Background: Crohn's disease (CD) is associated with a substantial healthcare burden that affects the patient, healthcare systems and society in general.
Aim: To provide a systematic evaluation of published data relating to the economic and health-related quality-of-life (HRQoL) burden of CD in selected European countries (Germany, France, UK, Italy, Spain) and the USA since 2000.
Methods: We undertook a systematic review of publications relating to CD, its economic burden and impact on HRQoL. Research questions focused on the disease costs from a societal perspective and HRQoL burden in adults and pediatric/adolescent patients according to disease stage/severity. Total, direct and indirect costs were identified, as well as the impact of CD on HRQoL measured using both generic and disease-specific instruments.

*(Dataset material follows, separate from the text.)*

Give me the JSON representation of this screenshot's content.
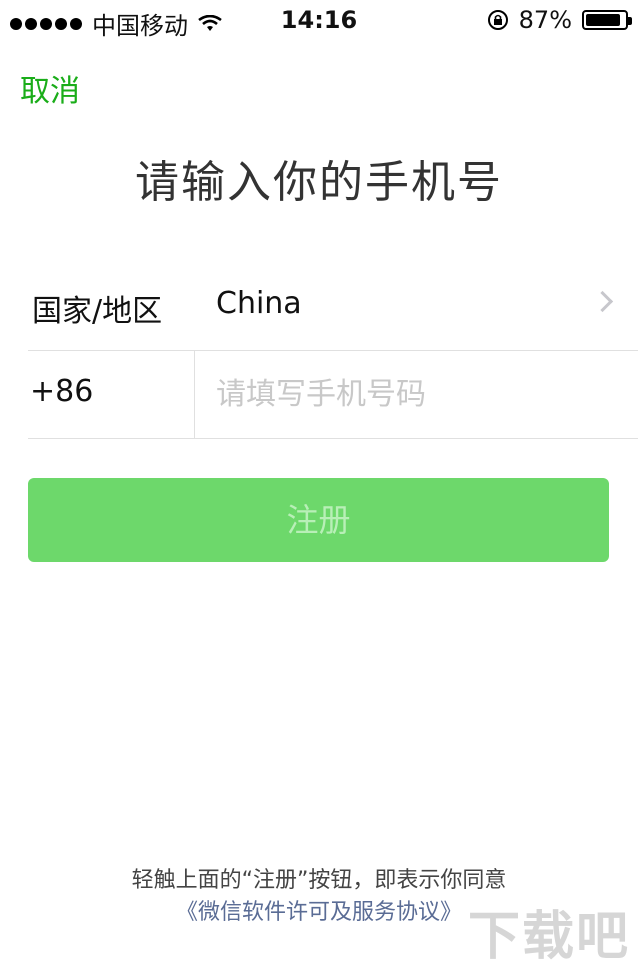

Results: Overall, 61 publications met the research criteria (38 on costs, 23 on HRQoL). CD in the USA and Europe together was associated with annual total costs of nearly <euro>30 billion, more than half due to indirect costs. HRQoL was consistently and statistically significantly lower among CD patients compared with normal populations, due to physical, emotional and social effects.
Conclusions: CD is a global health problem with high societal costs and substantial HRQoL burden. High-value care pathways including cost-effective therapies will help to induce and maintain remission, reduce complications of disease and improve HRQoL.